Abandoned Building 25 at Creedmoor Psychiatric Center
Located in Queens Village, New York, Building 25 at the Creedmoor Psychiatric Center has sat abandoned and rotting since 1974. The psychiatric center is still open and operating but, for almost four decades, Building 25 still stands — ignored and decaying.
Originally, the open land was owned by the Creed family and was purchased by the New York State Legislature in 1870 to house the New York State National Guard. After four decades of complaints about random long range bullets flying into surrounding areas, the National Guard abandoned the buildings in 1912. At that time, Creedmoor State Hospital opened as a farm colony for then Brooklyn State Hospital, with patients working on the farmland for treatment and room and board.
From 1918 to 1974, the population grew from several hundred to over five thousand patients. Through the decades, a large number of violent criminals were sent there and allowed to wander the grounds freely, with some easily escaping. With reports of rape, assault, suicides, fires and burglaries, the institution was out of control. In addition, complaints of patient abuse by staff and unsanitary living conditions added to the already horrid and unsafe living conditions at the hospital.
By 1974, the original Creedmoor State Hospital was moved to a new facility on the property and renamed the Creedmoor Psychiatric Center. While all of the other buildings once used were vacated and demolished, Building 25 was left deserted. To this day, the building stands abandoned and ignored by the state. Why buildings like this are allowed to stand rotting for decades can only be answered by their owners.
These are the four of the earliest-born people ever to be photographed. All were born in the late 1740s and lived into their 90s and 100s, long enough to experience the dawn of photography.
The three men in the photo all served in the American Revolutionary War (1775-1783), fighting for independence against Great Britain, and would have seen George Washington signed in as first president of the United States in 1789. I find it fascinating to think what they saw through their eyes. They were in their 40s and 50s when Mozart and Beethoven became contemporary composers!
Top, left to right:
Dr. Ezra Green (1746 - 1847)
Hannah Stilley Gorby (1746 - 1840/50?)
Bottom, left to right:
Baltus Stone (1747 - 1846)
Conrad Heyer (1749 - 1856)
This is so awesome to me
Oddity of the Week: Toynbee Tiles
The Toynbee tiles (also called Toynbee plaques) are messages of unknown origin found embedded in asphalt of streets in about two dozen major cities in the United States and four South American capitals. Since the 1980s, several hundred tiles have been discovered. They are generally about the size of an American license plate (roughly 30 cm by 15 cm), but sometimes considerably larger. They contain some variation on the following inscription:
IN MOViE `2001
ON PLANET JUPITER

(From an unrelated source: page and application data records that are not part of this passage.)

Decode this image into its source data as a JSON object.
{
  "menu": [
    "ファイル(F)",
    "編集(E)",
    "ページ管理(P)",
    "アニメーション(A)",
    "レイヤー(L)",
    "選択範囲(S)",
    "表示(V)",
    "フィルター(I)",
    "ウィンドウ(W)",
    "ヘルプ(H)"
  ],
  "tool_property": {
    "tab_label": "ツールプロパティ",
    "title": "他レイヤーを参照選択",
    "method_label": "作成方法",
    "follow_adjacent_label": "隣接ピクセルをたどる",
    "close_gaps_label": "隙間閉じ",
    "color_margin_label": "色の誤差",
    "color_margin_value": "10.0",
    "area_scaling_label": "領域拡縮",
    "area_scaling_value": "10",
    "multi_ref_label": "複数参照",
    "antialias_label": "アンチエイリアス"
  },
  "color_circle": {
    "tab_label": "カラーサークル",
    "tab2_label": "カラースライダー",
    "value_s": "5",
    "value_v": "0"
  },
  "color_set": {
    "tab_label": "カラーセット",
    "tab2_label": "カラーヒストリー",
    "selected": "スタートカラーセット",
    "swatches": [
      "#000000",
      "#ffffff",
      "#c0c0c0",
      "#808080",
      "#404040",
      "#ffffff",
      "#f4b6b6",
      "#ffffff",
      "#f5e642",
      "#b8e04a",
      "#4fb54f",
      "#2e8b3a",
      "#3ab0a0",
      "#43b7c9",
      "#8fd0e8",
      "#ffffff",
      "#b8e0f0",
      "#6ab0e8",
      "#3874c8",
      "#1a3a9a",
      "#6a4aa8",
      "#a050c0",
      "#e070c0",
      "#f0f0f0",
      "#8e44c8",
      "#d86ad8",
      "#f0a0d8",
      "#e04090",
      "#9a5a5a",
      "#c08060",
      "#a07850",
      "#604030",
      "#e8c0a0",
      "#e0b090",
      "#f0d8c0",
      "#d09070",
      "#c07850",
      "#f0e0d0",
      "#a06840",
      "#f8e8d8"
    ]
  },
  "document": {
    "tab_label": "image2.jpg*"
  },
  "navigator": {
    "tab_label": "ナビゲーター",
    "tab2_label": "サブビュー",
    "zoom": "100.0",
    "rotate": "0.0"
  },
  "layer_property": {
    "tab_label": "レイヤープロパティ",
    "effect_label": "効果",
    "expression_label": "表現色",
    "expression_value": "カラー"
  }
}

Some of the more elaborate tiles also feature cryptic political statements or exhort readers to create and install similar tiles of their own. The material used for making the tiles was long a mystery, but evidence has emerged that they may be primarily made of layers of linoleum and asphalt crack-filling compound.
For more info, check out the documentary Resurrect Dead: The Mystery of the Toynbee Tiles
Underground shelters built in fear of a nuclear attack were usually cramped spaces with just enough amenities to survive a few months. When wealthy recluse Girard “Jerry” B. Henderson built his Cold War bunker in 1978, he decided to ride out the end of the world in style.
The subterranean paradise at 3970 Spencer St. in Las Vegas was built 26 feet underground. At ground level a 2-bedroom caretaker house sits on the property. In the backyard, ventilation and air-conditioning units jut up from the dirt. Rocks conceal stairways and an elevator that lead down to the AstroTurf-covered front yard of the home below.
With its own generator and fuel tank, the home could sustain life for a year with a fully-stocked pantry in the event of a nuclear attack.
Henderson’s underground retreat includes a pool, two jacuzzis, a sauna, an outdoor BBQ grill inside a large fake rock, a dance floor, a putting green in the garden, adjustable light settings to match various times of the day and a hand-painting 360-degree mural of locations familiar to Henderson. A one-bedroom guest cabana is located beside the pool.
A tunnel once connected the house to the office building next door where Henderson worked, but that property was sold separately after Henderson’s death and the tunnel was filled in. (via)